PROVIDED ENTRIES
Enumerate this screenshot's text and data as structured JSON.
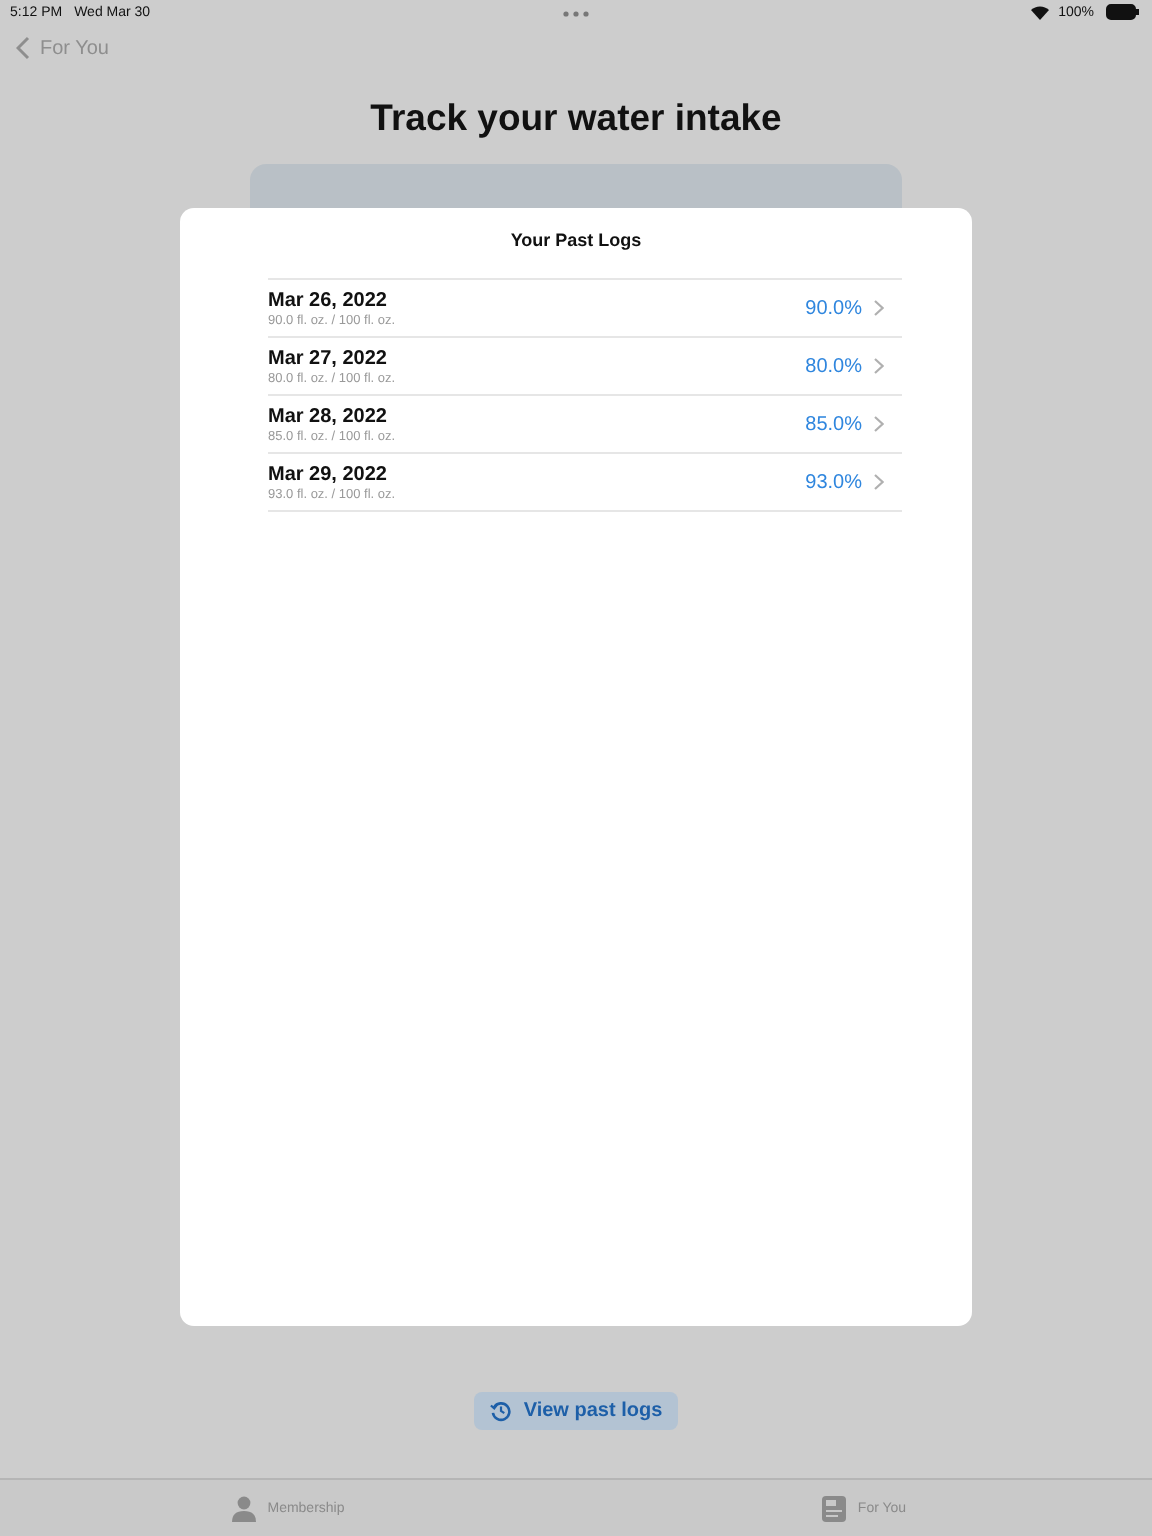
{
  "status_bar": {
    "time": "5:12 PM",
    "date": "Wed Mar 30",
    "battery": "100%"
  },
  "nav": {
    "back_label": "For You"
  },
  "title": "Track your water intake",
  "modal": {
    "title": "Your Past Logs",
    "logs": [
      {
        "date": "Mar 26, 2022",
        "amount": "90.0 fl. oz. / 100 fl. oz.",
        "percent": "90.0%"
      },
      {
        "date": "Mar 27, 2022",
        "amount": "80.0 fl. oz. / 100 fl. oz.",
        "percent": "80.0%"
      },
      {
        "date": "Mar 28, 2022",
        "amount": "85.0 fl. oz. / 100 fl. oz.",
        "percent": "85.0%"
      },
      {
        "date": "Mar 29, 2022",
        "amount": "93.0 fl. oz. / 100 fl. oz.",
        "percent": "93.0%"
      }
    ]
  },
  "view_button": "View past logs",
  "tab_bar": [
    {
      "label": "Membership",
      "kind": "person",
      "selected": false
    },
    {
      "label": "For You",
      "kind": "news",
      "selected": false
    }
  ]
}
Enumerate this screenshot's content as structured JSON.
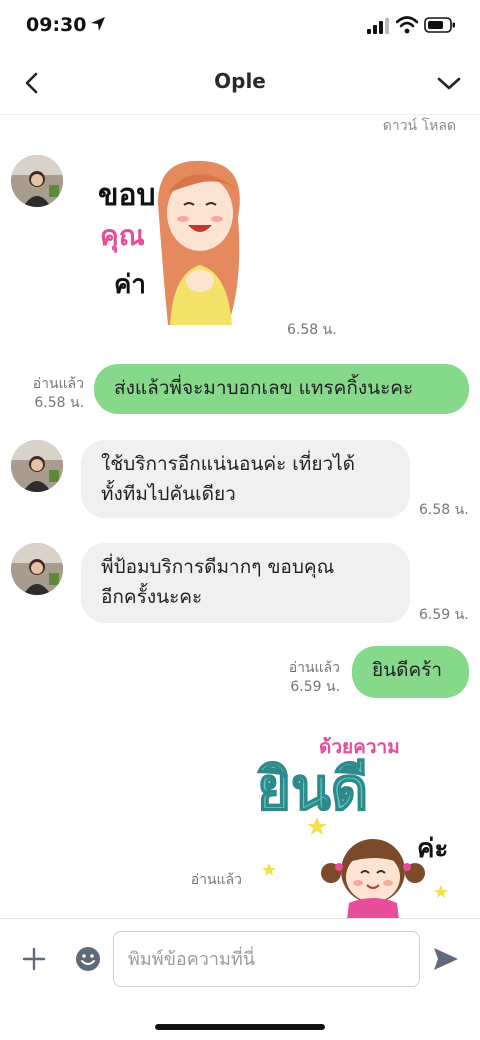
{
  "status": {
    "time": "09:30"
  },
  "header": {
    "title": "Ople"
  },
  "chat": {
    "download_label": "ดาวน์ โหลด",
    "messages": [
      {
        "kind": "sticker",
        "from": "them",
        "sticker_text": [
          "ขอบ",
          "คุณ",
          "ค่า"
        ],
        "time": "6.58 น."
      },
      {
        "kind": "text",
        "from": "me",
        "text": "ส่งแล้วพี่จะมาบอกเลข แทรคกิ้งนะคะ",
        "read": "อ่านแล้ว",
        "time": "6.58 น."
      },
      {
        "kind": "text",
        "from": "them",
        "lines": [
          "ใช้บริการอีกแน่นอนค่ะ เที่ยวได้",
          "ทั้งทีมไปคันเดียว"
        ],
        "time": "6.58 น."
      },
      {
        "kind": "text",
        "from": "them",
        "lines": [
          "พี่ป้อมบริการดีมากๆ ขอบคุณ",
          "อีกครั้งนะคะ"
        ],
        "time": "6.59 น."
      },
      {
        "kind": "text",
        "from": "me",
        "text": "ยินดีคร้า",
        "read": "อ่านแล้ว",
        "time": "6.59 น."
      },
      {
        "kind": "sticker",
        "from": "me",
        "sticker_text": [
          "ด้วยความ",
          "ยินดี",
          "ค่ะ"
        ],
        "read": "อ่านแล้ว"
      }
    ]
  },
  "composer": {
    "placeholder": "พิมพ์ข้อความที่นี่"
  },
  "colors": {
    "outgoing_bubble": "#86d98b",
    "incoming_bubble": "#f0f0f0",
    "sticker_pink": "#e84d9a",
    "sticker_teal": "#5fc9c9"
  }
}
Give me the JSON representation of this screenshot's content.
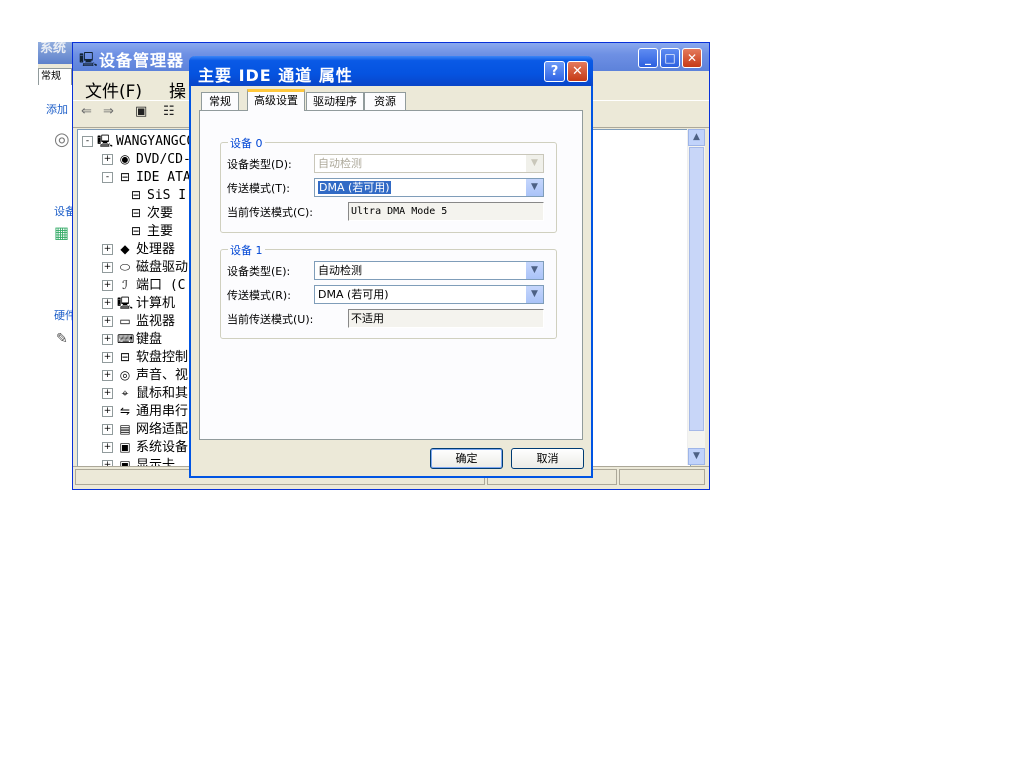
{
  "bg_window": {
    "title": "系统",
    "tab_label": "常规",
    "fragments": [
      "添加",
      "设备",
      "硬件"
    ]
  },
  "device_manager": {
    "title": "设备管理器",
    "menu": {
      "file": "文件(F)",
      "action": "操"
    },
    "tree": [
      {
        "label": "WANGYANGCO",
        "icon": "computer-icon",
        "expander": "-",
        "level": 0
      },
      {
        "label": "DVD/CD-",
        "icon": "dvd-drive-icon",
        "expander": "+",
        "level": 1
      },
      {
        "label": "IDE ATA",
        "icon": "ide-controller-icon",
        "expander": "-",
        "level": 1
      },
      {
        "label": "SiS I",
        "icon": "ide-channel-icon",
        "expander": "",
        "level": 2
      },
      {
        "label": "次要",
        "icon": "ide-channel-icon",
        "expander": "",
        "level": 2
      },
      {
        "label": "主要",
        "icon": "ide-channel-icon",
        "expander": "",
        "level": 2
      },
      {
        "label": "处理器",
        "icon": "processor-icon",
        "expander": "+",
        "level": 1
      },
      {
        "label": "磁盘驱动",
        "icon": "disk-drive-icon",
        "expander": "+",
        "level": 1
      },
      {
        "label": "端口 (C",
        "icon": "port-icon",
        "expander": "+",
        "level": 1
      },
      {
        "label": "计算机",
        "icon": "computer-icon",
        "expander": "+",
        "level": 1
      },
      {
        "label": "监视器",
        "icon": "monitor-icon",
        "expander": "+",
        "level": 1
      },
      {
        "label": "键盘",
        "icon": "keyboard-icon",
        "expander": "+",
        "level": 1
      },
      {
        "label": "软盘控制",
        "icon": "floppy-controller-icon",
        "expander": "+",
        "level": 1
      },
      {
        "label": "声音、视",
        "icon": "sound-icon",
        "expander": "+",
        "level": 1
      },
      {
        "label": "鼠标和其",
        "icon": "mouse-icon",
        "expander": "+",
        "level": 1
      },
      {
        "label": "通用串行",
        "icon": "usb-icon",
        "expander": "+",
        "level": 1
      },
      {
        "label": "网络适配",
        "icon": "network-adapter-icon",
        "expander": "+",
        "level": 1
      },
      {
        "label": "系统设备",
        "icon": "system-device-icon",
        "expander": "+",
        "level": 1
      },
      {
        "label": "显示卡",
        "icon": "display-adapter-icon",
        "expander": "+",
        "level": 1
      }
    ]
  },
  "dialog": {
    "title": "主要 IDE 通道 属性",
    "help_glyph": "?",
    "close_glyph": "✕",
    "tabs": [
      {
        "label": "常规",
        "active": false
      },
      {
        "label": "高级设置",
        "active": true
      },
      {
        "label": "驱动程序",
        "active": false
      },
      {
        "label": "资源",
        "active": false
      }
    ],
    "device0": {
      "legend": "设备 0",
      "device_type_label": "设备类型(D):",
      "device_type_value": "自动检测",
      "device_type_disabled": true,
      "transfer_mode_label": "传送模式(T):",
      "transfer_mode_value": "DMA (若可用)",
      "current_mode_label": "当前传送模式(C):",
      "current_mode_value": "Ultra DMA Mode 5"
    },
    "device1": {
      "legend": "设备 1",
      "device_type_label": "设备类型(E):",
      "device_type_value": "自动检测",
      "transfer_mode_label": "传送模式(R):",
      "transfer_mode_value": "DMA (若可用)",
      "current_mode_label": "当前传送模式(U):",
      "current_mode_value": "不适用"
    },
    "ok_label": "确定",
    "cancel_label": "取消"
  },
  "colors": {
    "xp_blue_title": "#0553e0",
    "dialog_face": "#ece9d8",
    "group_legend": "#0046d5",
    "selection": "#316ac5",
    "tab_highlight": "#ffc83c"
  }
}
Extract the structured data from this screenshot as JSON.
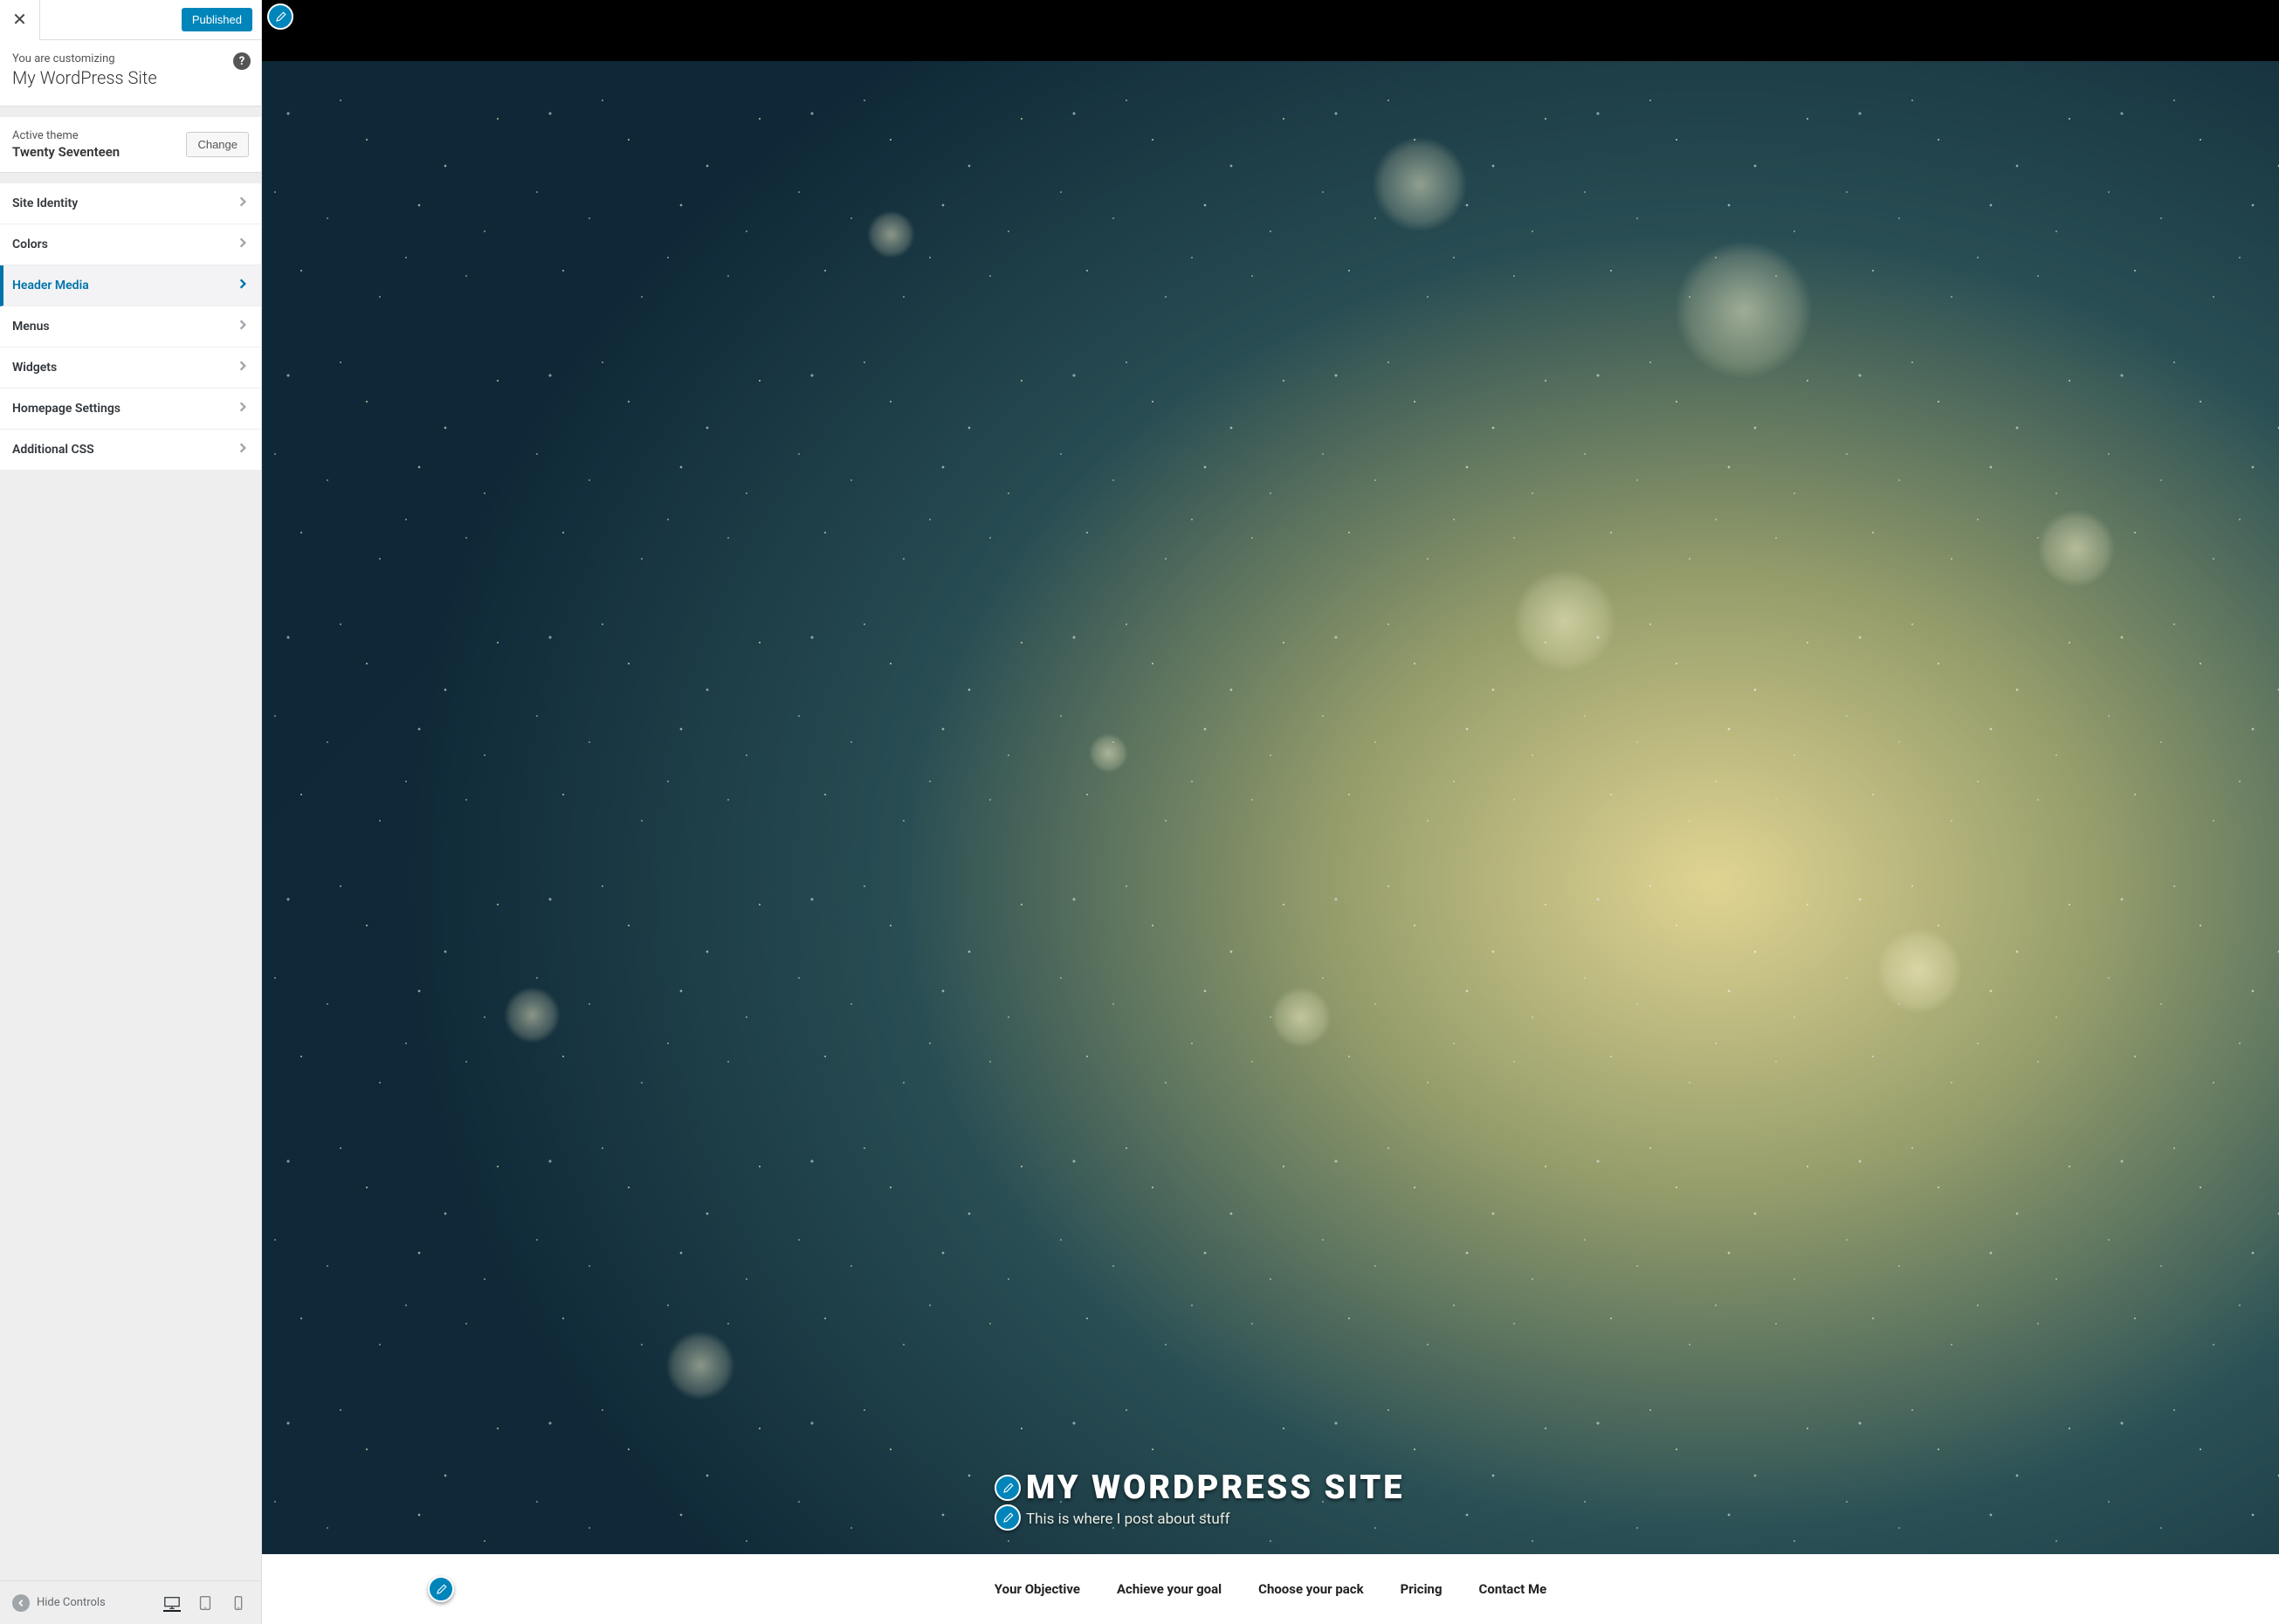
{
  "sidebar": {
    "publish_label": "Published",
    "intro_label": "You are customizing",
    "site_title": "My WordPress Site",
    "theme_label": "Active theme",
    "theme_name": "Twenty Seventeen",
    "change_label": "Change",
    "items": [
      {
        "label": "Site Identity"
      },
      {
        "label": "Colors"
      },
      {
        "label": "Header Media"
      },
      {
        "label": "Menus"
      },
      {
        "label": "Widgets"
      },
      {
        "label": "Homepage Settings"
      },
      {
        "label": "Additional CSS"
      }
    ],
    "active_index": 2,
    "hide_controls_label": "Hide Controls"
  },
  "preview": {
    "title": "MY WORDPRESS SITE",
    "tagline": "This is where I post about stuff",
    "nav": [
      "Your Objective",
      "Achieve your goal",
      "Choose your pack",
      "Pricing",
      "Contact Me"
    ]
  }
}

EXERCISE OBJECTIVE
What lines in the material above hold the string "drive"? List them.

RESPONSE
        "icon": "dvd-drive-icon",
        "icon": "disk-drive-icon",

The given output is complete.